Pasture and Forage Minute: Kernel Processing for Silage, Hay Harvest and Storage Considerations
Kernel Processing For Quality Corn Silage
Assessing the quality of chop as the harvest comes in can mean the difference between quality silage and a subpar harvest. Are you prepared for silage harvest?
Energy from corn silage comes in a large part from starch in the grain itself. After consuming however, the outer seed coat impedes starch digestion. To counteract this, many modern choppers are fitted with a kernel processer that physically crushes or damages the grain and stalks, improving digestibility. Correctly setting these rollers is critical — too close and we have excess wear on the machine, too far apart and kernels aren’t broken and digestibility is decreased.
If not properly set, we need to catch the problem as soon as possible. To do this, grab a 32 oz. cup and at least once an hour during harvest, grab a sample from the pile.

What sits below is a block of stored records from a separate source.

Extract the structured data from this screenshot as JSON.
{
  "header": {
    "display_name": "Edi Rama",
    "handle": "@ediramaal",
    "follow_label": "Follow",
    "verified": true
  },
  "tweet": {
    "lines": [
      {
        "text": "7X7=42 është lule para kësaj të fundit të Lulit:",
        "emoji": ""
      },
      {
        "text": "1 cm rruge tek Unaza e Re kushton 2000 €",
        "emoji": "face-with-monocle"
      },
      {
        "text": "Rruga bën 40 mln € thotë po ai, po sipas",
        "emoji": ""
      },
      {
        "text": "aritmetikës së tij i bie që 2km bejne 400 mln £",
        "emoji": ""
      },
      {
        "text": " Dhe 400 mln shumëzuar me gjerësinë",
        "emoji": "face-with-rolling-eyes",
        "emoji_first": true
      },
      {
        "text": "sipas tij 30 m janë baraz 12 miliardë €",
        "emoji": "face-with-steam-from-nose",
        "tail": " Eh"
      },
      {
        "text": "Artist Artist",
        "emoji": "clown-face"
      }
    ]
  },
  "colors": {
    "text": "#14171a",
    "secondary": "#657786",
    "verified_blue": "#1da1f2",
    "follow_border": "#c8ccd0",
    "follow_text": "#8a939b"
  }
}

Next, spread the sample out on a flat surface like a card table near the pile and go through the kernels. Count all the kernels that are half or greater in size. You can also put the sample into a bucket of water. The kernels will sink to the bottom and stalks and leaves will float. Skim/drain off the top layer and again count any kernels that are half or greater in size.
For both methods, the goal is to have two or fewer whole or half-size kernels in your count. Anything over that and word can be passed to the chopper to adjust the processing.
For those who don’t have access to a kernel processer, keeping chop length short can help accomplish similar results. Shortening chop length to 3/8 inch for machines without a processor will do more kernel damage and maintain similar fiber particles. For those who don’t have to worry about particle size — mostly our beef producers — dropping down to a half inch will damage even more kernels and provide the additional benefit of getting a good pack.
Storage Methods to Reduce Hay Losses
Hay is a very valuable commodity this year. So, as you bring in your round bales for winter storage and feeding, store them to minimize weather losses.
Hay stored outside will be damaged by rain, snow, wind and ice this fall and winter. The average round bale may lose up to 1/4 of its original nutrients during storage, but these losses can be reduced to less than 10% or so.
For instance, do you usually line up bales for easy access so the twine sides touch each other? Or do you stack your bales? If so, extra spoilage will occur where these bales touch because rain, snow and ice will gather in spots where bales touch instead of running off. Research has shown that round bales stacked in a pyramid form will have greater dry matter losses compared bales butted end-to-end, cigar-like.
Does snow drift around your bales? Bales placed in east-west rows often have drifts on the south side. Hay next to fencelines or trees can get extra snow. As snow melts it soaks into bales or makes the ground muddy. Plus, the north side never gets any sun so it's slow to dry. This year, line your bales up north-and-south for fewer drifts and faster drying as sunlight and prevailing winds hit both sides of the row.
Most important is the bottom of your bales. Always put bales on higher, well-drained ground so water drains away from them. If necessary, use crushed rock or other materials to elevate bales to keep the bottoms dry. This also will reduce problems getting to your hay or getting it moved due to snow drifts or mud.
So, for outside storage, a single row of bales end to end, along with consideration for row orientation and the ground surface drainage, will be the best storage method.
Delayed Hay Harvest
Weather this year has been quite the rollercoaster, resulting in many producers dealing with adverse conditions when harvesting and putting hay up. Do you know the impact these conditions will have on the final product?
For some producers, too much moisture has been causing issues. Wet meadows where harvest has been delayed are dealing with prairie hay that is past its prime. As plants mature, quality drops, so expect this hay to be at least a bit lower quality than normal.
In other parts of the state, too little rain led to brome fields that weren’t even worth an early harvest. With some precipitation returning, these fields are coming back and may be recovered for a fall harvest. This is a complicated topic, so check out the latest BeefWatch for an article with full considerations. However, ensuring that stands are fully recovered is critical before deciding to cut. Additionally, plants that were unable to fully mature earlier may try producing seed late, leading to lower quality than we normally see in fall brome growth.
All producers may have dealt with uncertain forecasts, making the decision to drop hay difficult or raining on cut fields. Remember the more hay is worked, especially for alfalfa, the more leaf shatter occurs and the lower quality we end up with. With low hay stores from last year, getting a bit more growth and delaying cutting may be the best option, especially if hay quality will end up being equally low if harvested earlier and raked several times to dry. Especially wet hay that needs to be removed may be better off wrapped and used for baleage than deal with the fire risk, mold growth and declining quality that occurs when hay is put up too wet.